As you will remember, OBRA 89 included a major extension of mental health coverage under Medicare. In light of that expansion, I do not believe that any further changes are desirable in this area at this time. After the Domestic Policy Council review of the recommendations on comprehensive approaches to improve the nation's health care system, we will be in a better position to evaluate how our limited resources can best be used.
In addition, the cost of all health care services continues to rise and I believe we encourage the careful use of services through mechanisms such as coinsurance and deductibles. Medicare coinsurance for coverage of mental health services parallels that of private insurers. Deductibles and coinsurance emphasize the partnership of government and beneficiary by compelling beneficiaries to pay a share of the total cost.
C. Would you support better health care for rural and inner city citizens through better Medicaid coverage, a fairer Medicare payment system, more support for health programs targeted at the underserved, and increased access to private insurance?

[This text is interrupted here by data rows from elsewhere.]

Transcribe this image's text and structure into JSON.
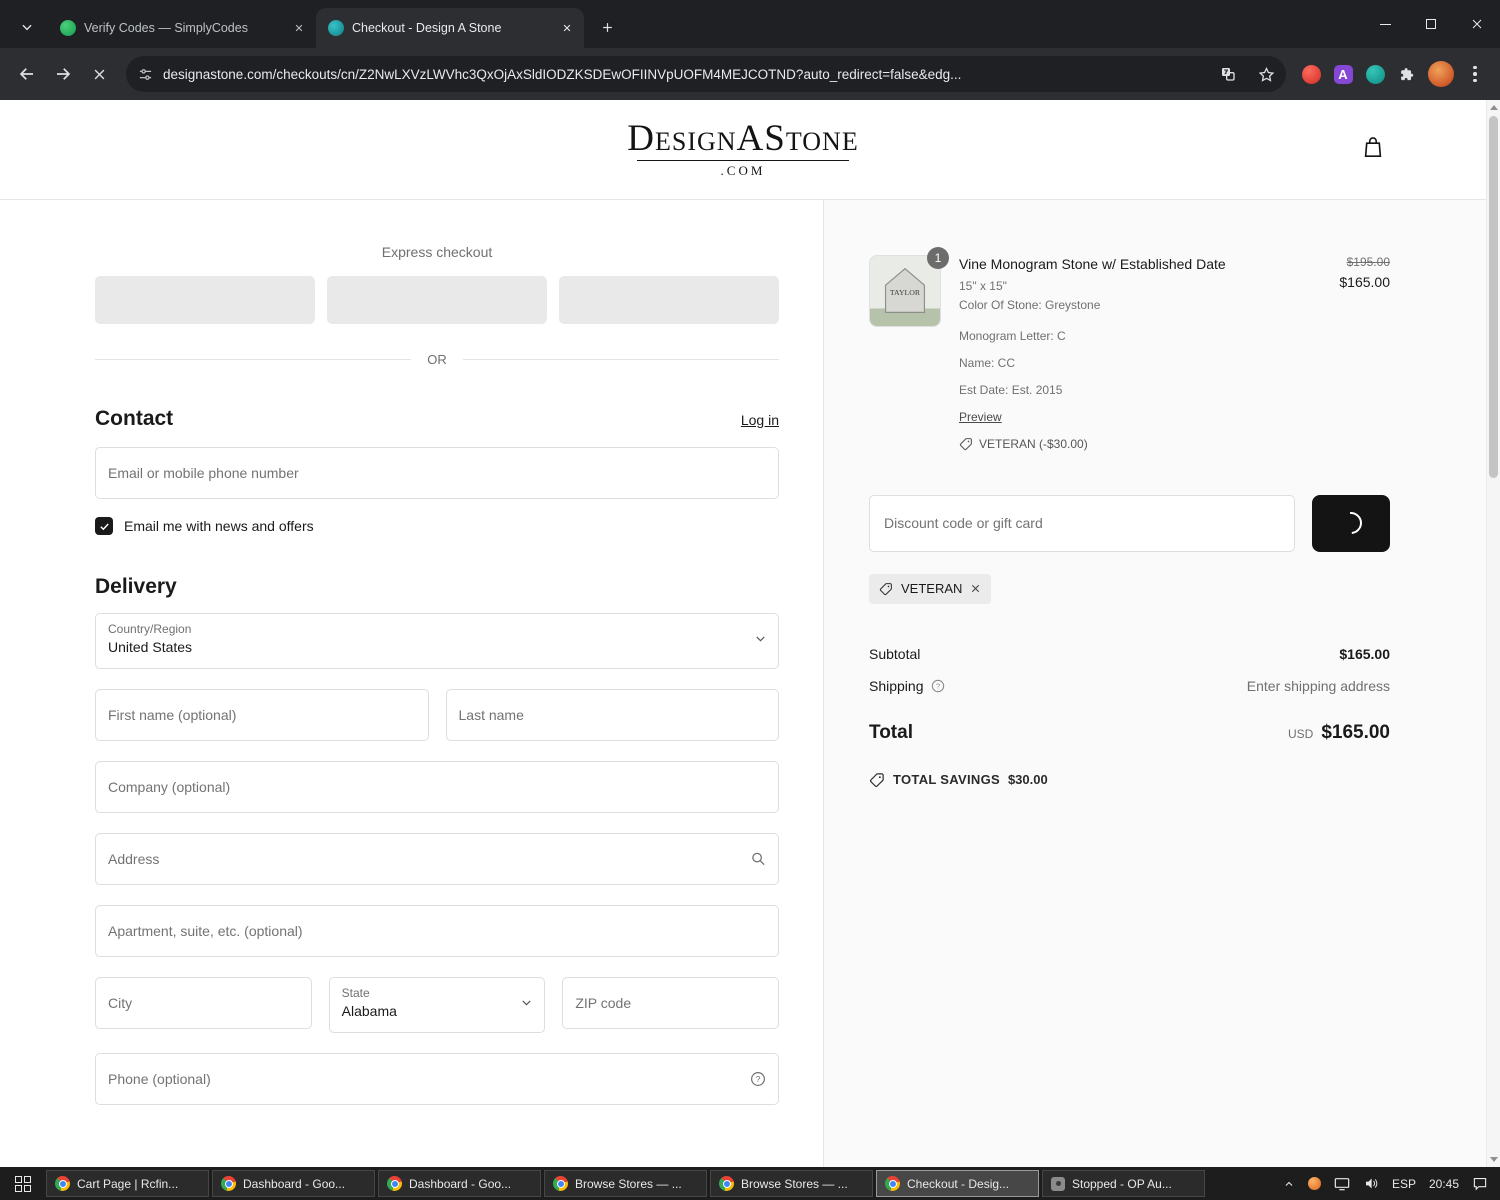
{
  "browser": {
    "tabs": [
      "Verify Codes — SimplyCodes",
      "Checkout - Design A Stone"
    ],
    "url": "designastone.com/checkouts/cn/Z2NwLXVzLWVhc3QxOjAxSldIODZKSDEwOFIINVpUOFM4MEJCOTND?auto_redirect=false&edg..."
  },
  "glyphs": {
    "a": "A",
    "question": "?"
  },
  "header": {
    "logo_main": "DesignAStone",
    "logo_sub": ".COM"
  },
  "checkout": {
    "express_label": "Express checkout",
    "or_label": "OR",
    "contact": {
      "title": "Contact",
      "login": "Log in",
      "email_placeholder": "Email or mobile phone number",
      "newsletter": "Email me with news and offers"
    },
    "delivery": {
      "title": "Delivery",
      "country_label": "Country/Region",
      "country_value": "United States",
      "first_name": "First name (optional)",
      "last_name": "Last name",
      "company": "Company (optional)",
      "address": "Address",
      "apartment": "Apartment, suite, etc. (optional)",
      "city": "City",
      "state_label": "State",
      "state_value": "Alabama",
      "zip": "ZIP code",
      "phone": "Phone (optional)"
    }
  },
  "summary": {
    "item": {
      "quantity": "1",
      "title": "Vine Monogram Stone w/ Established Date",
      "size": "15\" x 15\"",
      "color": "Color Of Stone: Greystone",
      "monogram": "Monogram Letter: C",
      "name": "Name: CC",
      "est_date": "Est Date: Est. 2015",
      "preview": "Preview",
      "discount_note": "VETERAN (-$30.00)",
      "price_original": "$195.00",
      "price_current": "$165.00",
      "thumb_text": "TAYLOR"
    },
    "discount_placeholder": "Discount code or gift card",
    "applied_code": "VETERAN",
    "subtotal_label": "Subtotal",
    "subtotal_value": "$165.00",
    "shipping_label": "Shipping",
    "shipping_value": "Enter shipping address",
    "total_label": "Total",
    "currency": "USD",
    "total_value": "$165.00",
    "savings_label": "TOTAL SAVINGS",
    "savings_value": "$30.00"
  },
  "taskbar": {
    "items": [
      "Cart Page | Rcfin...",
      "Dashboard - Goo...",
      "Dashboard - Goo...",
      "Browse Stores — ...",
      "Browse Stores — ...",
      "Checkout - Desig...",
      "Stopped - OP Au..."
    ],
    "lang": "ESP",
    "time": "20:45"
  }
}
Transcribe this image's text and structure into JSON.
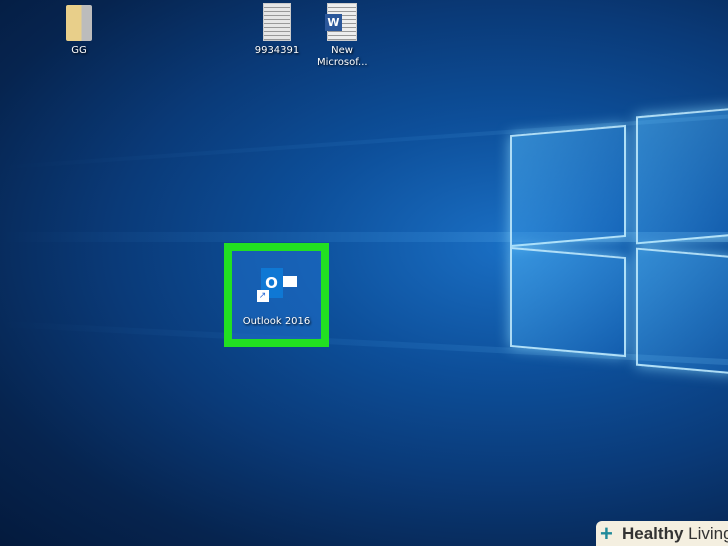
{
  "desktop": {
    "icons": [
      {
        "label": "GG",
        "type": "folder-icon"
      },
      {
        "label": "9934391",
        "type": "text-file-icon"
      },
      {
        "label": "New Microsof...",
        "type": "word-document-icon"
      },
      {
        "label": "Outlook 2016",
        "type": "outlook-shortcut-icon",
        "highlighted": true
      }
    ]
  },
  "colors": {
    "highlight": "#22e021",
    "wallpaper": "#0d4f9a"
  },
  "watermark": {
    "brand_bold": "Healthy",
    "brand_light": "Living"
  }
}
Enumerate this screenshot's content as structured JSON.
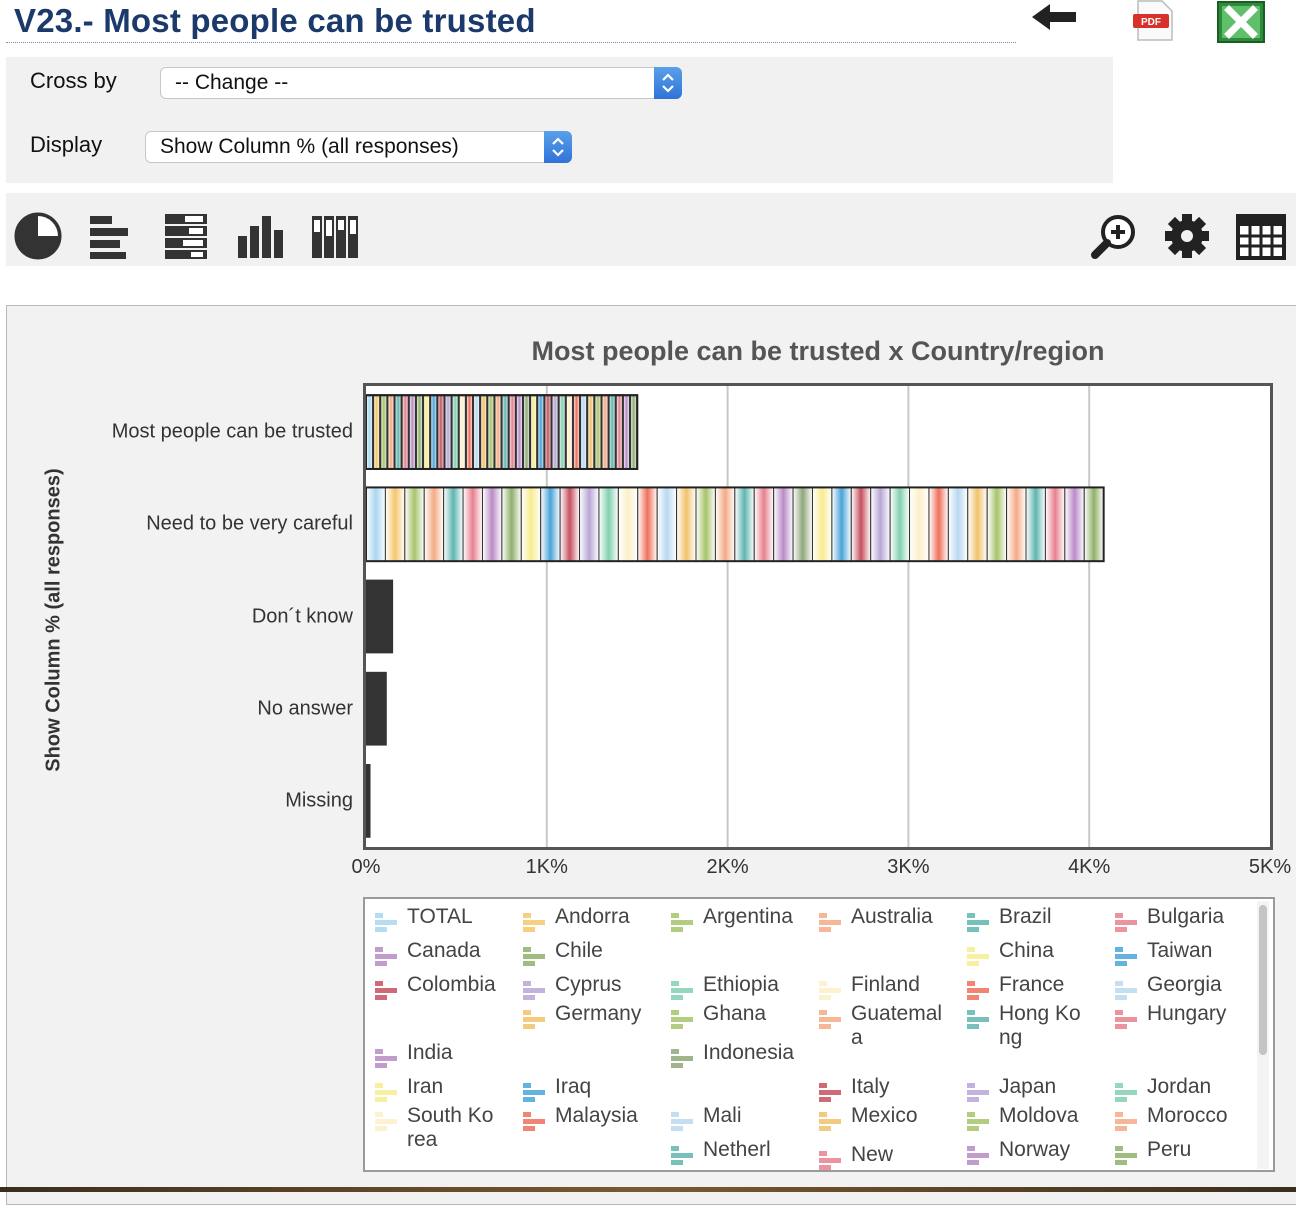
{
  "header": {
    "title": "V23.- Most people can be trusted",
    "pdf_label": "PDF",
    "icons": [
      "back-arrow-icon",
      "pdf-icon",
      "excel-icon"
    ]
  },
  "controls": {
    "cross_by_label": "Cross by",
    "cross_by_value": "-- Change --",
    "display_label": "Display",
    "display_value": "Show Column % (all responses)"
  },
  "toolbar": {
    "left_icons": [
      "pie-chart-icon",
      "horizontal-bar-icon",
      "stacked-horizontal-bar-icon",
      "vertical-bar-icon",
      "stacked-vertical-bar-icon"
    ],
    "right_icons": [
      "zoom-in-icon",
      "gear-icon",
      "table-icon"
    ]
  },
  "chart_data": {
    "type": "bar",
    "orientation": "horizontal",
    "stacked": true,
    "title": "Most people can be trusted x Country/region",
    "ylabel": "Show Column % (all responses)",
    "xlabel": "",
    "categories": [
      "Most people can be trusted",
      "Need to be very careful",
      "Don´t know",
      "No answer",
      "Missing"
    ],
    "totals": [
      1500,
      4080,
      150,
      115,
      25
    ],
    "xlim": [
      0,
      5000
    ],
    "x_ticks": [
      "0%",
      "1K%",
      "2K%",
      "3K%",
      "4K%",
      "5K%"
    ],
    "grid": true,
    "legend": {
      "placement": "bottom",
      "entries": [
        "TOTAL",
        "Andorra",
        "Argentina",
        "Australia",
        "Brazil",
        "Bulgaria",
        "Canada",
        "Chile",
        "China",
        "Taiwan",
        "Colombia",
        "Cyprus",
        "Ethiopia",
        "Finland",
        "France",
        "Georgia",
        "Germany",
        "Ghana",
        "Guatemala",
        "Hong Kong",
        "Hungary",
        "India",
        "Indonesia",
        "Iran",
        "Iraq",
        "Italy",
        "Japan",
        "Jordan",
        "South Korea",
        "Malaysia",
        "Mali",
        "Mexico",
        "Moldova",
        "Morocco",
        "Netherl",
        "New",
        "Norway",
        "Peru"
      ],
      "colors": [
        "#a9d6f0",
        "#f5c76a",
        "#a6c46a",
        "#f4aa85",
        "#5fb5b0",
        "#e8808e",
        "#b98bc6",
        "#8fb06a",
        "#f7ec8f",
        "#4aa3d9",
        "#c7505f",
        "#b9a6d6",
        "#83d0b0",
        "#fbf0c8",
        "#ef6f5a",
        "#b8d9ef",
        "#f1c26a",
        "#a6c46a",
        "#f4aa85",
        "#5fb5b0",
        "#e8808e",
        "#b98bc6",
        "#8fa87a",
        "#f7ec8f",
        "#4aa3d9",
        "#c7505f",
        "#b9a6d6",
        "#83d0b0",
        "#fbf0c8",
        "#ef6f5a",
        "#b8d9ef",
        "#f1c26a",
        "#a6c46a",
        "#f4aa85",
        "#5fb5b0",
        "#e8808e",
        "#b98bc6",
        "#8fb06a"
      ]
    }
  }
}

The proposals in the President's FY 1991 budget indicate his commitment and mine to better health care for all Americans and touch on several approaches you mention. We continue to target our most vulnerable citizens poor mothers and their children through the Medicaid program. We are proposing a managed care initiative to encourage comprehensive care for all Medicaid recipients. We believe the Medicare prospective payment system promotes fair, cost-effective delivery of health care. However, our budget recognizes the special circumstances of the innercity "safety net" hospital and the rural hospital and proposes to continue disproportionate share adjustments, sole community hospital status payments, and rural referral center payments. We propose to continue activities, such as rural research and demonstration set-asides, and rural health clinics programs, which are aimed at addressing the health care needs of rural Americans. We are committed to working with the private sector to increase access to affordable health insurance for the working poor, Medicare beneficiaries with long-term care needs, and citizens with AIDS.